Extra Virgin Olive Oil is not for frying things! It has a very low smoke point and will break down. For higher (but still not very high) heat, you want regular Olive Oil, not Extra Virgin.
You can use soy sauce or fish sauce as a substitute for salt for a better umami taste. Also, because you'll need less due to the concentrated flavour, it'll naturally be less sodium.
Salt in the hand, not in the pan. When adding salt to a dish, try not to hang a 5 pound box over it.
Mise en place. Have all your stuff lined up and ready to go before you start. You don't want something to burn because you're busy looking for the tablespoon or opening a can of something.
Always scrape the ingredients from the cutting board into a pot with the back of the knife, it will help the blade stay sharp longer
Keep it simple. Something with 3-4 ingredients that go really well together is better than something with 12 ingredients that clash with each other.
Salt early, salt late. Adding salt at different points in cooking dramatically affects results.
There’s literally no point, and even a health hazard, to “rinse” pre-cut chicken and salmon.
Electric stoves are much hotter than gas. A high setting on gas will get you a nice sear, but the same on electric will burn. It's not something to worry about in the kitchen, but definitely at home.
A master chef told me this in culinary school: "you can always stop cooking." Take it off the burner or out of the oven if you need to. Surprisingly helpful tip
Always use cold water to mix with flour or cornstarch to make your gravy. It won't get lumpy.
Please don’t buy pre-marinated meats in butchers and grocery stores, they’re usually older cuts of meat being ‘rescued’ with a marinade to cover the unfreshness and smell.
Timers. I always forget I have something going on the stove while I'm cutting something across the kitchen. Timers save lives.
Make your own stock.
Save the parts of veggies you didn't use like ends of onions, inners of peppers, and chicken bones in a ziplock in the freezer. Just make sure you don't put anything bitter like cabbage or brocolli in. Also never put lemon rind in, it will make it super bitter and inedible. Sweet things like carrots or squash are a must, even pieces of apples are delicious. And I always make sure to put in some celery. Put it all straight from freezer bag to pot, cover with water, throw in a few bay leaves and salt and pepper and simmer for like two hours.
I always try to have chicken stock on hand... so much better than store bought broth, and you control the sodium. Your soups will never be the same. Also delicious to use to cook rice
A few drops of a hot sauce like Crystal or a fish sauce can be unrecognizable in a vinaigrette, dip or sauce but it can take it to otherworldly levels. A touch of heat, umami, sugar or acid can turn a flat dish into something people crave. Little drops, add more. Stop when you taste it and start salivating.

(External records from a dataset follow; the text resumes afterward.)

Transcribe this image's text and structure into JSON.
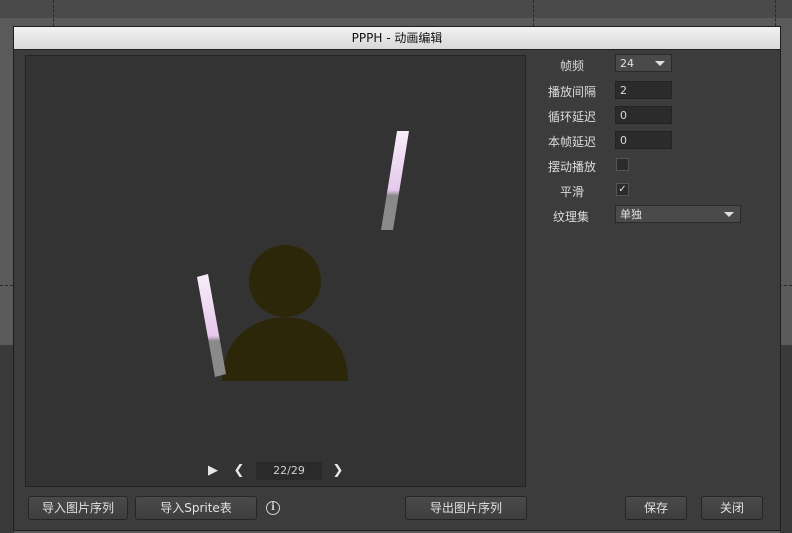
{
  "dialog": {
    "title": "PPPH - 动画编辑"
  },
  "playback": {
    "play_icon": "play-icon",
    "prev_icon": "chevron-left-icon",
    "next_icon": "chevron-right-icon",
    "frame_counter": "22/29"
  },
  "properties": {
    "fps": {
      "label": "帧频",
      "value": "24"
    },
    "play_interval": {
      "label": "播放间隔",
      "value": "2"
    },
    "loop_delay": {
      "label": "循环延迟",
      "value": "0"
    },
    "frame_delay": {
      "label": "本帧延迟",
      "value": "0"
    },
    "pingpong": {
      "label": "摆动播放",
      "checked": false
    },
    "smooth": {
      "label": "平滑",
      "checked": true,
      "check_mark": "✓"
    },
    "atlas": {
      "label": "纹理集",
      "value": "单独"
    }
  },
  "buttons": {
    "import_sequence": "导入图片序列",
    "import_sprite": "导入Sprite表",
    "export_sequence": "导出图片序列",
    "save": "保存",
    "close": "关闭"
  },
  "info_icon": "info-icon",
  "colors": {
    "preview_bg": "#333333",
    "dialog_bg": "#3c3c3c",
    "silhouette": "#2c2708",
    "stripe_top": "#f7eef8",
    "stripe_mid": "#e6c8ec",
    "stripe_bottom": "#8a8a8a"
  }
}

Using scissors to cut things. Cherry tomatoes, dough, pizza, some cuts of meat, veggies.... So much faster, less to clean up and way cleaner cuts.
You'll move faster if you maintain the saying of 'Everything has a home, and if it's not in my hand, it's in its home.' This way, you can rely on everything being exactly in its place.

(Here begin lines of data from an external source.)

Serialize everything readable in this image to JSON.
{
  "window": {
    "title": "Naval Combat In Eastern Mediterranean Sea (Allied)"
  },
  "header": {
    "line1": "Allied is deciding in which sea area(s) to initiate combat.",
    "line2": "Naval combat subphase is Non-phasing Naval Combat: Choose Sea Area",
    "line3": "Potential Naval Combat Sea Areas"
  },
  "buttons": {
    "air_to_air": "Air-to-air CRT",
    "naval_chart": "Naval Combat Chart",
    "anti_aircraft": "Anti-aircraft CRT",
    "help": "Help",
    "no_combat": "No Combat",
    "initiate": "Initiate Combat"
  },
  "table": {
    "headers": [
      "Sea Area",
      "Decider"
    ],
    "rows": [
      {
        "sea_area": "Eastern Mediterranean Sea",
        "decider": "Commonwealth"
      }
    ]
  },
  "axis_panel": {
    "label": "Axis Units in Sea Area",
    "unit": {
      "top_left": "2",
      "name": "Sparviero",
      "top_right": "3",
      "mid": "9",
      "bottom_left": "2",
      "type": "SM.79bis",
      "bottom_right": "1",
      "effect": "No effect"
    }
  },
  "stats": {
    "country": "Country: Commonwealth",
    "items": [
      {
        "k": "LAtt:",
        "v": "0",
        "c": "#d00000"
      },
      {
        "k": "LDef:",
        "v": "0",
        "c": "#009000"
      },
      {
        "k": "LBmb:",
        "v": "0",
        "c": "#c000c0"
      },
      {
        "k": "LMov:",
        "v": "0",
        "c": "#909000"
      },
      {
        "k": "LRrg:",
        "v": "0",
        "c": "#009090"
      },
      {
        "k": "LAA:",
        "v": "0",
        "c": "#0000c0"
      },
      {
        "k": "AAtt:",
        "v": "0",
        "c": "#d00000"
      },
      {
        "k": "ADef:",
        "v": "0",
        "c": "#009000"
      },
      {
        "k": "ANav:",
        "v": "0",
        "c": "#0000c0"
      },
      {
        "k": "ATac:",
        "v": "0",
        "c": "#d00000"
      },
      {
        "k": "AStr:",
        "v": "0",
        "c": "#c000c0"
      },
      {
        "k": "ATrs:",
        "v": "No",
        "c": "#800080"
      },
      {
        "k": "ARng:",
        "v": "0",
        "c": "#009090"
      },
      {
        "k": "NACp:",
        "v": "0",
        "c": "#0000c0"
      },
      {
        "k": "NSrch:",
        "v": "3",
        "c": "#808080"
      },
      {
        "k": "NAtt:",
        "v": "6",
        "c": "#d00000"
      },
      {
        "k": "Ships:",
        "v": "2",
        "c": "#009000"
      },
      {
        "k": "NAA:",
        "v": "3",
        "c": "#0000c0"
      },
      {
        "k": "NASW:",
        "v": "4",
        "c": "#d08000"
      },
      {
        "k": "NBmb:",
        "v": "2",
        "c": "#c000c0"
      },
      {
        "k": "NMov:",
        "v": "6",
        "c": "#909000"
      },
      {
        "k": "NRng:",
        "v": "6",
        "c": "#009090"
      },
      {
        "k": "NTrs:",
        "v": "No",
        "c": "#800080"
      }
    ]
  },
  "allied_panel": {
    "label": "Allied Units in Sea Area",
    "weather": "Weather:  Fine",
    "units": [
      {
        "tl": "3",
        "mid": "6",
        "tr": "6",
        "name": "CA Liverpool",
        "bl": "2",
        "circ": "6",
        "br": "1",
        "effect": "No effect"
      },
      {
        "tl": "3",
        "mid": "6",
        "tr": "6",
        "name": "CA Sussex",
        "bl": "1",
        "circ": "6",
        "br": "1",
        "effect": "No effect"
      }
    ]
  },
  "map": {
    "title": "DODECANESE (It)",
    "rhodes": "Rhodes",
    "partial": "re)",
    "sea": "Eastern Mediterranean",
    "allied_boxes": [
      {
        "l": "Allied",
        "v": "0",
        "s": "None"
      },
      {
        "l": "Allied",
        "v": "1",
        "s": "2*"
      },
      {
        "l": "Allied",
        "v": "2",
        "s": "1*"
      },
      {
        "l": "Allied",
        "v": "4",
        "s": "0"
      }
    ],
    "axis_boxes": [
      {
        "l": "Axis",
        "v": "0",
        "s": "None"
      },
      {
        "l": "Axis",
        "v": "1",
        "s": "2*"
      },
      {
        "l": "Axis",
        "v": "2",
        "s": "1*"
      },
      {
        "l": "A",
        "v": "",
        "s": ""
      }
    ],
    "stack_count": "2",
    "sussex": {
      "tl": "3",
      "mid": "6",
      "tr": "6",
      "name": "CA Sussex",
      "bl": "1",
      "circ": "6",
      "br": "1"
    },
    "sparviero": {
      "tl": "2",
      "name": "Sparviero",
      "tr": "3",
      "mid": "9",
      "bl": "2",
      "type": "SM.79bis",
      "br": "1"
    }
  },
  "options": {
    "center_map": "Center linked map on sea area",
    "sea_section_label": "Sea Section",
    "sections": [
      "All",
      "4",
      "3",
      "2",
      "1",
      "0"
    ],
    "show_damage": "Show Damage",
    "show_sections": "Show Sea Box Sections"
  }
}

Also, stay clean. Not just by wiping up crumbs after you use a cutting board (keep a sanitized towel nearby for a quick wipe and it'll become second nature), but by always keeping 'landing spaces' clear. You go faster when your space is flexible, and that only happens if you stay clean.
Work like an assembly line. Cut all the ends off, then peel everything, then split everything, then slice. Having 500 veggies to chop will take so long if you do each, from beginning to end, individually. When you change jobs or motions or tools, you slow down to recalibrate. The less you change actions, the faster you can get.

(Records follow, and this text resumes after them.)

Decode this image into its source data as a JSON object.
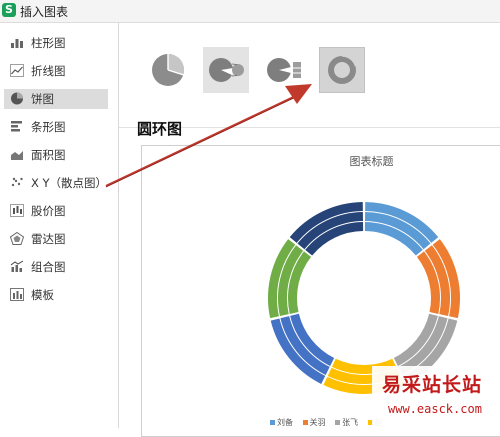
{
  "window": {
    "title": "插入图表",
    "app_icon": "S"
  },
  "sidebar": {
    "items": [
      {
        "label": "柱形图",
        "icon": "column-chart-icon"
      },
      {
        "label": "折线图",
        "icon": "line-chart-icon"
      },
      {
        "label": "饼图",
        "icon": "pie-chart-icon",
        "selected": true
      },
      {
        "label": "条形图",
        "icon": "bar-chart-icon"
      },
      {
        "label": "面积图",
        "icon": "area-chart-icon"
      },
      {
        "label": "X Y（散点图）",
        "icon": "scatter-chart-icon"
      },
      {
        "label": "股价图",
        "icon": "stock-chart-icon"
      },
      {
        "label": "雷达图",
        "icon": "radar-chart-icon"
      },
      {
        "label": "组合图",
        "icon": "combo-chart-icon"
      },
      {
        "label": "模板",
        "icon": "template-icon"
      }
    ]
  },
  "subtypes": [
    {
      "icon": "pie-subtype-icon"
    },
    {
      "icon": "pie-of-pie-subtype-icon"
    },
    {
      "icon": "bar-of-pie-subtype-icon"
    },
    {
      "icon": "doughnut-subtype-icon",
      "selected": true
    }
  ],
  "section_title": "圆环图",
  "chart_data": {
    "type": "doughnut",
    "title": "图表标题",
    "categories": [
      "刘备",
      "关羽",
      "张飞",
      "赵"
    ],
    "colors": [
      "#5b9bd5",
      "#ed7d31",
      "#a5a5a5",
      "#ffc000",
      "#4472c4",
      "#70ad47",
      "#264478"
    ],
    "series": [
      {
        "values": [
          1,
          1,
          1,
          1,
          1,
          1,
          1
        ]
      },
      {
        "values": [
          1,
          1,
          1,
          1,
          1,
          1,
          1
        ]
      },
      {
        "values": [
          1,
          1,
          1,
          1,
          1,
          1,
          1
        ]
      }
    ]
  },
  "watermark": {
    "main": "易采站长站",
    "url": "www.easck.com"
  }
}
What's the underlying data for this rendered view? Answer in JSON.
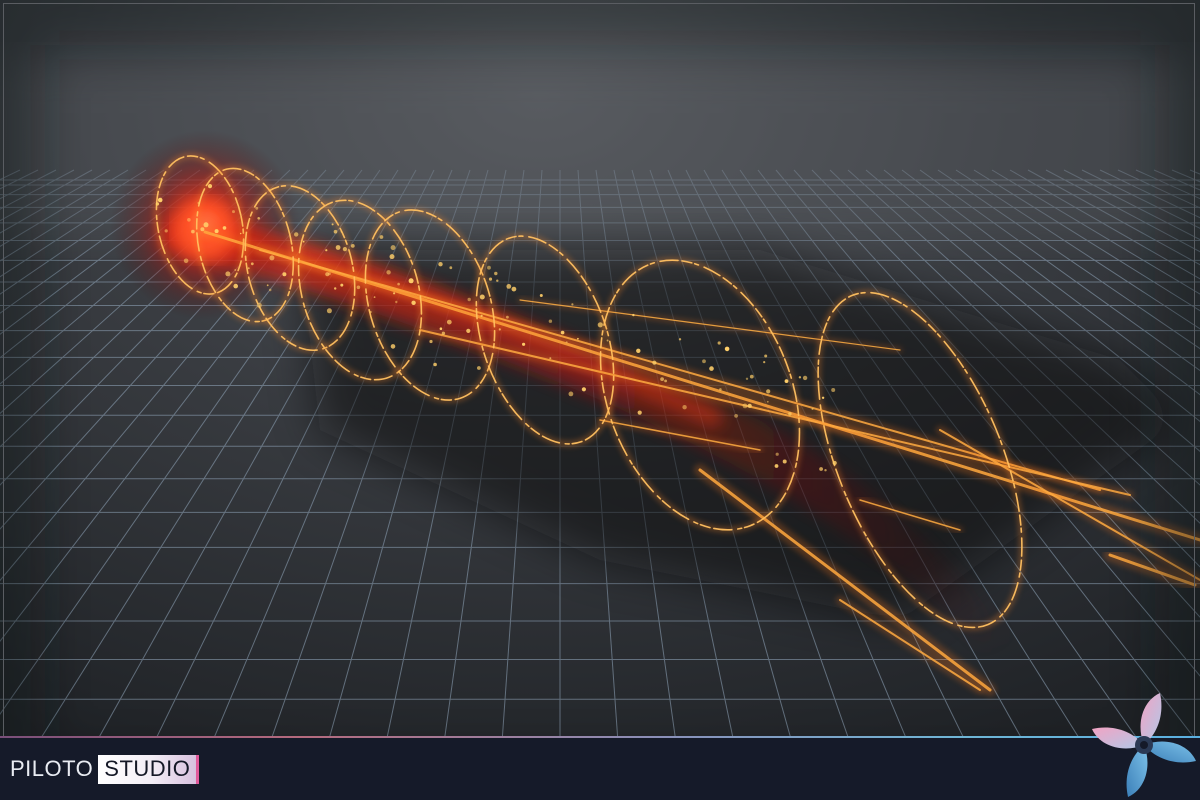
{
  "scene": {
    "description_color_floor": "#2b2e32",
    "grid_line_color": "#8ea3b8",
    "beam_core_color": "#ff2a10",
    "ring_color": "#ffb347",
    "spark_color": "#ffcf6a"
  },
  "branding": {
    "word_left": "PILOTO",
    "word_right": "STUDIO",
    "logo_icon": "propeller-logo-icon",
    "accent_pink": "#e0589a",
    "accent_blue": "#5ab0e0"
  }
}
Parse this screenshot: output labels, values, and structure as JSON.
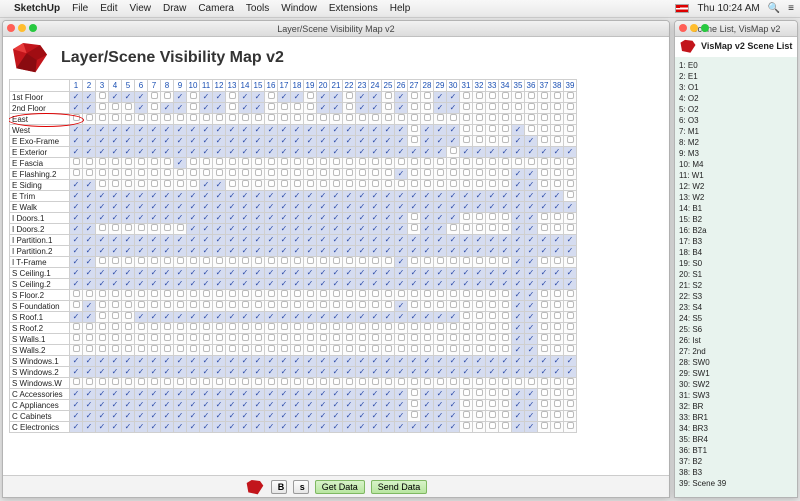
{
  "menubar": {
    "app": "SketchUp",
    "items": [
      "File",
      "Edit",
      "View",
      "Draw",
      "Camera",
      "Tools",
      "Window",
      "Extensions",
      "Help"
    ],
    "clock": "Thu 10:24 AM"
  },
  "left_window": {
    "title": "Layer/Scene Visibility Map v2",
    "heading": "Layer/Scene Visibility Map v2",
    "columns": [
      "1",
      "2",
      "3",
      "4",
      "5",
      "6",
      "7",
      "8",
      "9",
      "10",
      "11",
      "12",
      "13",
      "14",
      "15",
      "16",
      "17",
      "18",
      "19",
      "20",
      "21",
      "22",
      "23",
      "24",
      "25",
      "26",
      "27",
      "28",
      "29",
      "30",
      "31",
      "32",
      "33",
      "34",
      "35",
      "36",
      "37",
      "38",
      "39"
    ],
    "layers": [
      {
        "name": "1st Floor",
        "cells": "110111001011011011011011010011000000000"
      },
      {
        "name": "2nd Floor",
        "cells": "110001011011011000011011010011000000000"
      },
      {
        "name": "East",
        "cells": "000000000000000000000000000000000000000",
        "red_oval": true
      },
      {
        "name": "West",
        "cells": "111111111111111111111111110111000010000"
      },
      {
        "name": "E Exo-Frame",
        "cells": "111111111111111111111111110111000011000"
      },
      {
        "name": "E Exterior",
        "cells": "111111111111111111111111111110111111111"
      },
      {
        "name": "E Fascia",
        "cells": "000000001000000000000000000000000000000"
      },
      {
        "name": "E Flashing.2",
        "cells": "000000000000000000000000010000000011000"
      },
      {
        "name": "E Siding",
        "cells": "110000000011000000000000000000000011000"
      },
      {
        "name": "E Trim",
        "cells": "111111111111111111111111111111111111110"
      },
      {
        "name": "E Walk",
        "cells": "111111111111111111111111111111111111111"
      },
      {
        "name": "I Doors.1",
        "cells": "111111111111111111111111110111000011000"
      },
      {
        "name": "I Doors.2",
        "cells": "110000000111111111111111110110000011000"
      },
      {
        "name": "I Partition.1",
        "cells": "111111111111111111111111111111111111111"
      },
      {
        "name": "I Partition.2",
        "cells": "111111111111111111111111111111111111111"
      },
      {
        "name": "I T-Frame",
        "cells": "110000000000000000000000010000000011000"
      },
      {
        "name": "S Ceiling.1",
        "cells": "111111111111111111111111111111111111111"
      },
      {
        "name": "S Ceiling.2",
        "cells": "111111111111111111111111111111111111111"
      },
      {
        "name": "S Floor.2",
        "cells": "000000000000000000000000000000000011000"
      },
      {
        "name": "S Foundation",
        "cells": "010000000000000000000000010000000011000"
      },
      {
        "name": "S Roof.1",
        "cells": "110001111111111111111111111111000011000"
      },
      {
        "name": "S Roof.2",
        "cells": "000000000000000000000000000000000011000"
      },
      {
        "name": "S Walls.1",
        "cells": "000000000000000000000000000000000011000"
      },
      {
        "name": "S Walls.2",
        "cells": "000000000000000000000000000000000011000"
      },
      {
        "name": "S Windows.1",
        "cells": "111111111111111111111111111111111111111"
      },
      {
        "name": "S Windows.2",
        "cells": "111111111111111111111111111111111111111"
      },
      {
        "name": "S Windows.W",
        "cells": "000000000000000000000000000000000000000"
      },
      {
        "name": "C Accessories",
        "cells": "111111111111111111111111110111000011000"
      },
      {
        "name": "C Appliances",
        "cells": "111111111111111111111111110111000011000"
      },
      {
        "name": "C Cabinets",
        "cells": "111111111111111111111111110111000011000"
      },
      {
        "name": "C Electronics",
        "cells": "111111111111111111111111111111000011000"
      }
    ],
    "toolbar": {
      "b_label": "B",
      "s_label": "s",
      "get_data": "Get Data",
      "send_data": "Send Data"
    }
  },
  "right_window": {
    "title": "Scene List, VisMap v2",
    "heading": "VisMap v2 Scene List",
    "scenes": [
      "1: E0",
      "2: E1",
      "3: O1",
      "4: O2",
      "5: O2",
      "6: O3",
      "7: M1",
      "8: M2",
      "9: M3",
      "10: M4",
      "11: W1",
      "12: W2",
      "13: W2",
      "14: B1",
      "15: B2",
      "16: B2a",
      "17: B3",
      "18: B4",
      "19: S0",
      "20: S1",
      "21: S2",
      "22: S3",
      "23: S4",
      "24: S5",
      "25: S6",
      "26: Ist",
      "27: 2nd",
      "28: SW0",
      "29: SW1",
      "30: SW2",
      "31: SW3",
      "32: BR",
      "33: BR1",
      "34: BR3",
      "35: BR4",
      "36: BT1",
      "37: B2",
      "38: B3",
      "39: Scene 39"
    ]
  }
}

Note: this post originally had 72 images. It’s been shortened to the top 30 images based on user votes.